Over the next few weeks, we will be exploring the twelve convictions of the ReKnew Manifesto. The first of which focuses on where we get life.
In many of my writings, I speak about the source of “life.” By this I mean one’s core sense of identity, worth, significance and security. Over the years, I’ve observed that many Christians tend to get their “life” from the rightness of their beliefs. They base their identity on whether or not they believe the right things.
A core conviction that shapes the work we do at ReKnew is that “life”—our sense of identity—is founded in the love that God has shown us on Calvary. Because God loved us by paying an unsurpassable price, we each have unsurpassable worth, not because of what we believe, but simply because of God’s love. If we seek to get our “life” from any other source of “life”—including the assumed rightness of our beliefs—we are practicing idolatry.
Admittedly, this is a bit tricky because I am obviously passionate about theology. In addition, the work we do at ReKnew focuses on helping people to “rethink” what they thought they already knew. However, even though what we believe is extremely crucial, God’s concern for the loving way we defend our beliefs outweighs the correctness of those beliefs. We are called to do everything in love (1 Cor 16:14) and this includes how we debate our beliefs.
Our ability to lovingly debate beliefs depends upon getting our “life” from Christ. We are created, even as theologians, to get all of our core identity, worth, significance and security from our relationship with Jesus Christ, and from him alone. Because the cross demonstrated our unsurpassable worth to God, even if our beliefs are inaccurate in some respect, we can be secure in the cross-like love that Jesus has for us.
“Life” cannot be found in believing we are right (or by any other means, such as money, respect, or beauty).
While on the surface, this core conviction might sound basic and to some degree obvious, theological idolatry runs rampant. It is commonplace for those who are most passionate about theology to seek “life” just at this point.

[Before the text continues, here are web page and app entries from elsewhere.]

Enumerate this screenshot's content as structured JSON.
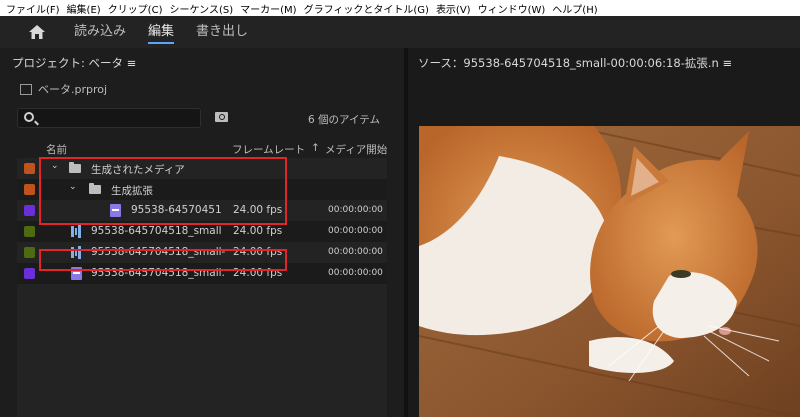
{
  "menu": [
    "ファイル(F)",
    "編集(E)",
    "クリップ(C)",
    "シーケンス(S)",
    "マーカー(M)",
    "グラフィックとタイトル(G)",
    "表示(V)",
    "ウィンドウ(W)",
    "ヘルプ(H)"
  ],
  "workspace": {
    "tabs": [
      {
        "label": "読み込み"
      },
      {
        "label": "編集"
      },
      {
        "label": "書き出し"
      }
    ],
    "active_tab": "編集"
  },
  "project": {
    "title": "プロジェクト: ベータ ≡",
    "file": "ベータ.prproj",
    "search_placeholder": "",
    "item_count": "6 個のアイテム",
    "columns": {
      "name": "名前",
      "frame_rate": "フレームレート",
      "sort_arrow": "↑",
      "media_start": "メディア開始"
    },
    "rows": [
      {
        "type": "folder",
        "indent": 0,
        "expanded": true,
        "name": "生成されたメディア",
        "fps": "",
        "start": "",
        "label_color": "#c0531c"
      },
      {
        "type": "folder",
        "indent": 1,
        "expanded": true,
        "name": "生成拡張",
        "fps": "",
        "start": "",
        "label_color": "#c0531c"
      },
      {
        "type": "clip",
        "indent": 2,
        "name": "95538-64570451",
        "fps": "24.00 fps",
        "start": "00:00:00:00",
        "label_color": "#6a2fd9"
      },
      {
        "type": "sequence",
        "indent": 0,
        "name": "95538-645704518_small",
        "fps": "24.00 fps",
        "start": "00:00:00:00",
        "label_color": "#4f6b12"
      },
      {
        "type": "sequence",
        "indent": 0,
        "name": "95538-645704518_small-",
        "fps": "24.00 fps",
        "start": "00:00:00:00",
        "label_color": "#4f6b12"
      },
      {
        "type": "clip",
        "indent": 0,
        "name": "95538-645704518_small.",
        "fps": "24.00 fps",
        "start": "00:00:00:00",
        "label_color": "#6a2fd9"
      }
    ]
  },
  "source": {
    "title": "ソース：95538-645704518_small-00:00:06:18-拡張.n ≡"
  },
  "colors": {
    "highlight": "#e3242b",
    "accent": "#5aa5ff"
  }
}
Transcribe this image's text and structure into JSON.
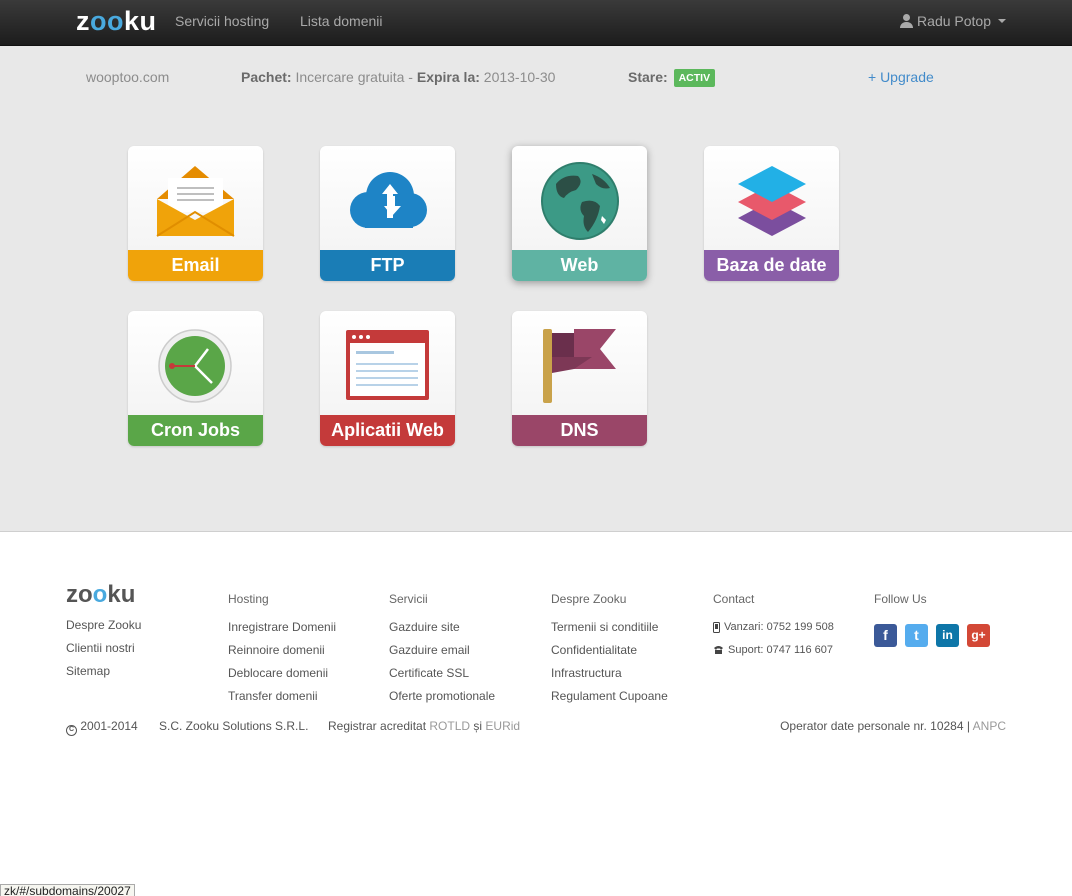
{
  "navbar": {
    "logo": {
      "part1": "zoo",
      "part2": "k",
      "part3": "u"
    },
    "links": [
      "Servicii hosting",
      "Lista domenii"
    ],
    "user": "Radu Potop"
  },
  "info": {
    "domain": "wooptoo.com",
    "package_label": "Pachet:",
    "package_value": "Incercare gratuita -",
    "expires_label": "Expira la:",
    "expires_value": "2013-10-30",
    "status_label": "Stare:",
    "status_badge": "ACTIV",
    "upgrade": "+ Upgrade"
  },
  "tiles": [
    {
      "label": "Email",
      "icon": "envelope-icon",
      "color": "#f0a30a"
    },
    {
      "label": "FTP",
      "icon": "cloud-transfer-icon",
      "color": "#1a7db6"
    },
    {
      "label": "Web",
      "icon": "globe-icon",
      "color": "#5fb3a3"
    },
    {
      "label": "Baza de date",
      "icon": "database-layers-icon",
      "color": "#8a5ea8"
    },
    {
      "label": "Cron Jobs",
      "icon": "clock-icon",
      "color": "#5aa648"
    },
    {
      "label": "Aplicatii Web",
      "icon": "browser-window-icon",
      "color": "#c43a3a"
    },
    {
      "label": "DNS",
      "icon": "flag-icon",
      "color": "#9a4668"
    }
  ],
  "footer": {
    "logo": {
      "part1": "zoo",
      "part2": "ku"
    },
    "about": [
      "Despre Zooku",
      "Clientii nostri",
      "Sitemap"
    ],
    "hosting": {
      "head": "Hosting",
      "items": [
        "Inregistrare Domenii",
        "Reinnoire domenii",
        "Deblocare domenii",
        "Transfer domenii"
      ]
    },
    "servicii": {
      "head": "Servicii",
      "items": [
        "Gazduire site",
        "Gazduire email",
        "Certificate SSL",
        "Oferte promotionale"
      ]
    },
    "despre": {
      "head": "Despre Zooku",
      "items": [
        "Termenii si conditiile",
        "Confidentialitate",
        "Infrastructura",
        "Regulament Cupoane"
      ]
    },
    "contact": {
      "head": "Contact",
      "sales": "Vanzari: 0752 199 508",
      "support": "Suport: 0747 116 607"
    },
    "follow": {
      "head": "Follow Us",
      "networks": [
        "facebook-icon",
        "twitter-icon",
        "linkedin-icon",
        "google-plus-icon"
      ]
    },
    "copyright_symbol": "C",
    "copyright_years": "2001-2014",
    "company": "S.C. Zooku Solutions S.R.L.",
    "registrar_text": "Registrar acreditat",
    "rotld": "ROTLD",
    "si": "și",
    "eurid": "EURid",
    "operator_text": "Operator date personale nr. 10284 |",
    "anpc": "ANPC"
  },
  "status_bar_url": "zk/#/subdomains/20027"
}
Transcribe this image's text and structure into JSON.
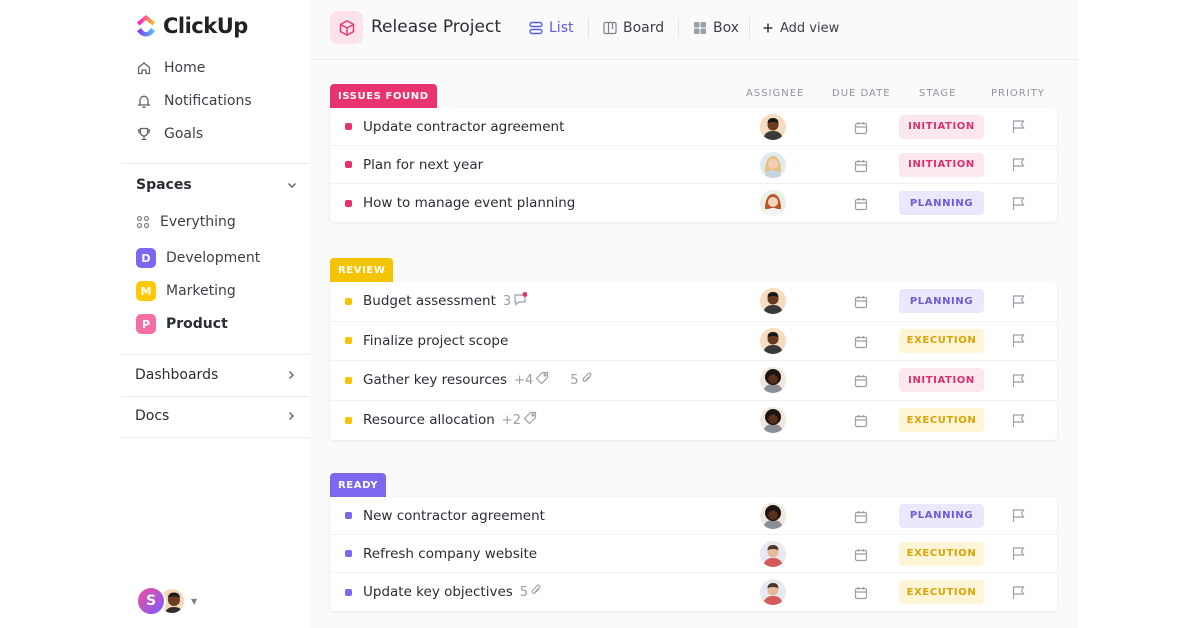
{
  "app": {
    "name": "ClickUp"
  },
  "sidebar": {
    "nav": [
      {
        "label": "Home",
        "icon": "home-icon"
      },
      {
        "label": "Notifications",
        "icon": "bell-icon"
      },
      {
        "label": "Goals",
        "icon": "trophy-icon"
      }
    ],
    "spaces_label": "Spaces",
    "everything_label": "Everything",
    "spaces": [
      {
        "letter": "D",
        "label": "Development",
        "color": "#7b68ee"
      },
      {
        "letter": "M",
        "label": "Marketing",
        "color": "#ffc800"
      },
      {
        "letter": "P",
        "label": "Product",
        "color": "#f46da3"
      }
    ],
    "sections": [
      {
        "label": "Dashboards"
      },
      {
        "label": "Docs"
      }
    ],
    "user_initial": "S"
  },
  "header": {
    "title": "Release Project",
    "views": [
      {
        "label": "List",
        "active": true
      },
      {
        "label": "Board",
        "active": false
      },
      {
        "label": "Box",
        "active": false
      }
    ],
    "add_view": "Add view"
  },
  "columns": {
    "assignee": "ASSIGNEE",
    "due_date": "DUE DATE",
    "stage": "STAGE",
    "priority": "PRIORITY"
  },
  "groups": [
    {
      "label": "ISSUES FOUND",
      "color": "#e8336c",
      "tasks": [
        {
          "name": "Update contractor agreement",
          "stage": "INITIATION",
          "stage_class": "initiation",
          "avatar": "man-dark"
        },
        {
          "name": "Plan for next year",
          "stage": "INITIATION",
          "stage_class": "initiation",
          "avatar": "woman-blonde"
        },
        {
          "name": "How to manage event planning",
          "stage": "PLANNING",
          "stage_class": "planning",
          "avatar": "woman-red"
        }
      ]
    },
    {
      "label": "REVIEW",
      "color": "#f5c400",
      "tasks": [
        {
          "name": "Budget assessment",
          "stage": "PLANNING",
          "stage_class": "planning",
          "avatar": "man-dark",
          "meta": "3"
        },
        {
          "name": "Finalize project scope",
          "stage": "EXECUTION",
          "stage_class": "execution",
          "avatar": "man-dark"
        },
        {
          "name": "Gather key resources",
          "stage": "INITIATION",
          "stage_class": "initiation",
          "avatar": "man-curly",
          "meta": "+4",
          "meta2": "5"
        },
        {
          "name": "Resource allocation",
          "stage": "EXECUTION",
          "stage_class": "execution",
          "avatar": "man-curly",
          "meta": "+2"
        }
      ]
    },
    {
      "label": "READY",
      "color": "#7b68ee",
      "tasks": [
        {
          "name": "New contractor agreement",
          "stage": "PLANNING",
          "stage_class": "planning",
          "avatar": "man-curly"
        },
        {
          "name": "Refresh company website",
          "stage": "EXECUTION",
          "stage_class": "execution",
          "avatar": "man-light"
        },
        {
          "name": "Update key objectives",
          "stage": "EXECUTION",
          "stage_class": "execution",
          "avatar": "man-light",
          "meta": "5"
        }
      ]
    }
  ]
}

This is most clearly demonstrated when Christians become agitated, irrational and unloving when a core belief is challenged. This approach to theology might result in winning the debate, but it fails at love.
Getting all our “life” from Christ means that no aspect of our core identity, worth or security is threatened when what we believe is challenged. In fact, when we find “life” in the love of Christ, we can enter into dialogue with one another in a loving manner.
Even though we are passionate about the importance of the theological vision we feel called to advance through ReKnew, we are even more passionate about presenting these beliefs and engaging others in a manner that displays the love Jesus showed us on the cross.